## Work required
What is the number of lines in the data holding the word "Copyright"? Give that number by itself.

## Extracted entries
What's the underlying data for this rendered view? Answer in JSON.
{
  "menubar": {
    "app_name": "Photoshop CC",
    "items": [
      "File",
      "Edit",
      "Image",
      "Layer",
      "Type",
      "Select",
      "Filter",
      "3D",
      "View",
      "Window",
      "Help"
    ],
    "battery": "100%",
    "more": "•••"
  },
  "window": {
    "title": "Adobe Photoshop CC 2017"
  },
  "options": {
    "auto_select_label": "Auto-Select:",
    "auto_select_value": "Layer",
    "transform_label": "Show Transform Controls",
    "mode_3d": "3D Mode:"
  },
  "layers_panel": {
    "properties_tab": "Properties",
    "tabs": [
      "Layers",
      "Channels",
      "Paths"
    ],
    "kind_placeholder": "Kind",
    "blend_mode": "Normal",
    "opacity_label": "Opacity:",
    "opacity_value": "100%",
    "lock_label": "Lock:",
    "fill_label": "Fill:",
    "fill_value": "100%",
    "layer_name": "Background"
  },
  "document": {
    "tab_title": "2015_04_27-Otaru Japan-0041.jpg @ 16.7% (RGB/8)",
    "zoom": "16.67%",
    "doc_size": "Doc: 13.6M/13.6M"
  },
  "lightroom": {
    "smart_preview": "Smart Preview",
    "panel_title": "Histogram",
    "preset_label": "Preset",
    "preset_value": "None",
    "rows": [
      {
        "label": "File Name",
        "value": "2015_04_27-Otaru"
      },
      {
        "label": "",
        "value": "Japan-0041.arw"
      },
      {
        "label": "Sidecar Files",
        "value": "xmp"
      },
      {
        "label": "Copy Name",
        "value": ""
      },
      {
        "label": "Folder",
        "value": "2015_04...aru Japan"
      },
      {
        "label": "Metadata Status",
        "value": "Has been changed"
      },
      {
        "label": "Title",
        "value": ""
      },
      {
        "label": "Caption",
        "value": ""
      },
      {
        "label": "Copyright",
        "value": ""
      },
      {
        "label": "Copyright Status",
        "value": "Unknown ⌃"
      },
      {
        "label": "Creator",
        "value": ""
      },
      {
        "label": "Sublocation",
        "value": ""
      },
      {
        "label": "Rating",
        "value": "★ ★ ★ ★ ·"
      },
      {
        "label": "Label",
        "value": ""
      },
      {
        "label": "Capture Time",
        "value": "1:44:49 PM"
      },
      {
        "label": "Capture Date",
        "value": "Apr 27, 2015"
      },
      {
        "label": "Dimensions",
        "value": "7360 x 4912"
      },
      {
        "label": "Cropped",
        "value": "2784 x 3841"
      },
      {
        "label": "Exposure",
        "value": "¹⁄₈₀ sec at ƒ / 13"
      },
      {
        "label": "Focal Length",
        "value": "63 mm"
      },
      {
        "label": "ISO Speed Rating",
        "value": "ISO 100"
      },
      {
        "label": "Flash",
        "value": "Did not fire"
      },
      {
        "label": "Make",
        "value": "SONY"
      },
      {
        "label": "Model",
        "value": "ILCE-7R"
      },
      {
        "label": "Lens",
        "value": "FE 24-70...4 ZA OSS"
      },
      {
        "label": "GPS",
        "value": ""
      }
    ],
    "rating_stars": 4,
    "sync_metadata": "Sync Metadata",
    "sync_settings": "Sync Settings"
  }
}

## Task answer
2